*WHAT IS EXPECTED*
Copy every record below exactly.

Collected data
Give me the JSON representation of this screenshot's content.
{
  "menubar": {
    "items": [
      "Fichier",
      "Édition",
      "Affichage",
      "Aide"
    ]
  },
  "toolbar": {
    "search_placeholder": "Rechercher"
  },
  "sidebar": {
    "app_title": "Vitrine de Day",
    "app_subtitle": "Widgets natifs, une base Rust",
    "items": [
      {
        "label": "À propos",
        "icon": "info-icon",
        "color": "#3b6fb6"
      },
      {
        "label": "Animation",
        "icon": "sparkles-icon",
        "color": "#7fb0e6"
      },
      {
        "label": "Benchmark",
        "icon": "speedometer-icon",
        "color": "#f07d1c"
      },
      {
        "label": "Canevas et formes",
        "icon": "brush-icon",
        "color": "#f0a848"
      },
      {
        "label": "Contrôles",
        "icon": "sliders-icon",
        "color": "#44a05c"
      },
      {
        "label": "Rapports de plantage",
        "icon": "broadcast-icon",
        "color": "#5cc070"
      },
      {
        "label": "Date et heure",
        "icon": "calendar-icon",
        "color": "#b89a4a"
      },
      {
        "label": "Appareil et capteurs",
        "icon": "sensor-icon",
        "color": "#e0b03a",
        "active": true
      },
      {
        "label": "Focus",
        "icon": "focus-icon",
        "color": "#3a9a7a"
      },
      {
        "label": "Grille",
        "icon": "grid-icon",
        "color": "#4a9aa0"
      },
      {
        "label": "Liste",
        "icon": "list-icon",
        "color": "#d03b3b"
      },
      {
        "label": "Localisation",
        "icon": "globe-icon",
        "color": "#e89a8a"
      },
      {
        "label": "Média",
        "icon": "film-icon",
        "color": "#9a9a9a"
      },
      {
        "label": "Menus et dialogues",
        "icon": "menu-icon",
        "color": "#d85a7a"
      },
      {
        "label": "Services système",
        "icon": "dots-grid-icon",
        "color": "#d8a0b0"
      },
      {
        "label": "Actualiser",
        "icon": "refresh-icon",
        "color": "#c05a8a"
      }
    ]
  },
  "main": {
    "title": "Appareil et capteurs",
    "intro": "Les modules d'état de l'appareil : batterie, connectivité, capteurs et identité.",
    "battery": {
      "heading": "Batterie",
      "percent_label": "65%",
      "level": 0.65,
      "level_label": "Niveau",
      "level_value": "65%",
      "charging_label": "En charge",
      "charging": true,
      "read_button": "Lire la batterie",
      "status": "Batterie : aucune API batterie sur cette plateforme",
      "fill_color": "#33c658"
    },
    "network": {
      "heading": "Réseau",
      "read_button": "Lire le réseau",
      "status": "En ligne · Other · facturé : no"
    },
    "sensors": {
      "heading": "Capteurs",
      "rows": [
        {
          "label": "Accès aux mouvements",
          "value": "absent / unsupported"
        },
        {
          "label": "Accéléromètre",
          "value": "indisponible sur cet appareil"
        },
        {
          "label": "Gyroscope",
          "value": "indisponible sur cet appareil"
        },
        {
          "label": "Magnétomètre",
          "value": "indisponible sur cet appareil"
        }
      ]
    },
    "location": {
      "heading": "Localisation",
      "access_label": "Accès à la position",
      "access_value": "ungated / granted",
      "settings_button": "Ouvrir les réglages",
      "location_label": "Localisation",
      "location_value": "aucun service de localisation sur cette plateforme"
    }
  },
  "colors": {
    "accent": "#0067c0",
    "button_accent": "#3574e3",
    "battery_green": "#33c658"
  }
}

*RESPONSE TO THE TASK*
Give me the JSON representation of this screenshot's content.
{
  "menubar": {
    "items": [
      "Fichier",
      "Édition",
      "Affichage",
      "Aide"
    ]
  },
  "toolbar": {
    "search_placeholder": "Rechercher"
  },
  "sidebar": {
    "app_title": "Vitrine de Day",
    "app_subtitle": "Widgets natifs, une base Rust",
    "items": [
      {
        "label": "À propos",
        "icon": "info-icon",
        "color": "#3b6fb6"
      },
      {
        "label": "Animation",
        "icon": "sparkles-icon",
        "color": "#7fb0e6"
      },
      {
        "label": "Benchmark",
        "icon": "speedometer-icon",
        "color": "#f07d1c"
      },
      {
        "label": "Canevas et formes",
        "icon": "brush-icon",
        "color": "#f0a848"
      },
      {
        "label": "Contrôles",
        "icon": "sliders-icon",
        "color": "#44a05c"
      },
      {
        "label": "Rapports de plantage",
        "icon": "broadcast-icon",
        "color": "#5cc070"
      },
      {
        "label": "Date et heure",
        "icon": "calendar-icon",
        "color": "#b89a4a"
      },
      {
        "label": "Appareil et capteurs",
        "icon": "sensor-icon",
        "color": "#e0b03a",
        "active": true
      },
      {
        "label": "Focus",
        "icon": "focus-icon",
        "color": "#3a9a7a"
      },
      {
        "label": "Grille",
        "icon": "grid-icon",
        "color": "#4a9aa0"
      },
      {
        "label": "Liste",
        "icon": "list-icon",
        "color": "#d03b3b"
      },
      {
        "label": "Localisation",
        "icon": "globe-icon",
        "color": "#e89a8a"
      },
      {
        "label": "Média",
        "icon": "film-icon",
        "color": "#9a9a9a"
      },
      {
        "label": "Menus et dialogues",
        "icon": "menu-icon",
        "color": "#d85a7a"
      },
      {
        "label": "Services système",
        "icon": "dots-grid-icon",
        "color": "#d8a0b0"
      },
      {
        "label": "Actualiser",
        "icon": "refresh-icon",
        "color": "#c05a8a"
      }
    ]
  },
  "main": {
    "title": "Appareil et capteurs",
    "intro": "Les modules d'état de l'appareil : batterie, connectivité, capteurs et identité.",
    "battery": {
      "heading": "Batterie",
      "percent_label": "65%",
      "level": 0.65,
      "level_label": "Niveau",
      "level_value": "65%",
      "charging_label": "En charge",
      "charging": true,
      "read_button": "Lire la batterie",
      "status": "Batterie : aucune API batterie sur cette plateforme",
      "fill_color": "#33c658"
    },
    "network": {
      "heading": "Réseau",
      "read_button": "Lire le réseau",
      "status": "En ligne · Other · facturé : no"
    },
    "sensors": {
      "heading": "Capteurs",
      "rows": [
        {
          "label": "Accès aux mouvements",
          "value": "absent / unsupported"
        },
        {
          "label": "Accéléromètre",
          "value": "indisponible sur cet appareil"
        },
        {
          "label": "Gyroscope",
          "value": "indisponible sur cet appareil"
        },
        {
          "label": "Magnétomètre",
          "value": "indisponible sur cet appareil"
        }
      ]
    },
    "location": {
      "heading": "Localisation",
      "access_label": "Accès à la position",
      "access_value": "ungated / granted",
      "settings_button": "Ouvrir les réglages",
      "location_label": "Localisation",
      "location_value": "aucun service de localisation sur cette plateforme"
    }
  },
  "colors": {
    "accent": "#0067c0",
    "button_accent": "#3574e3",
    "battery_green": "#33c658"
  }
}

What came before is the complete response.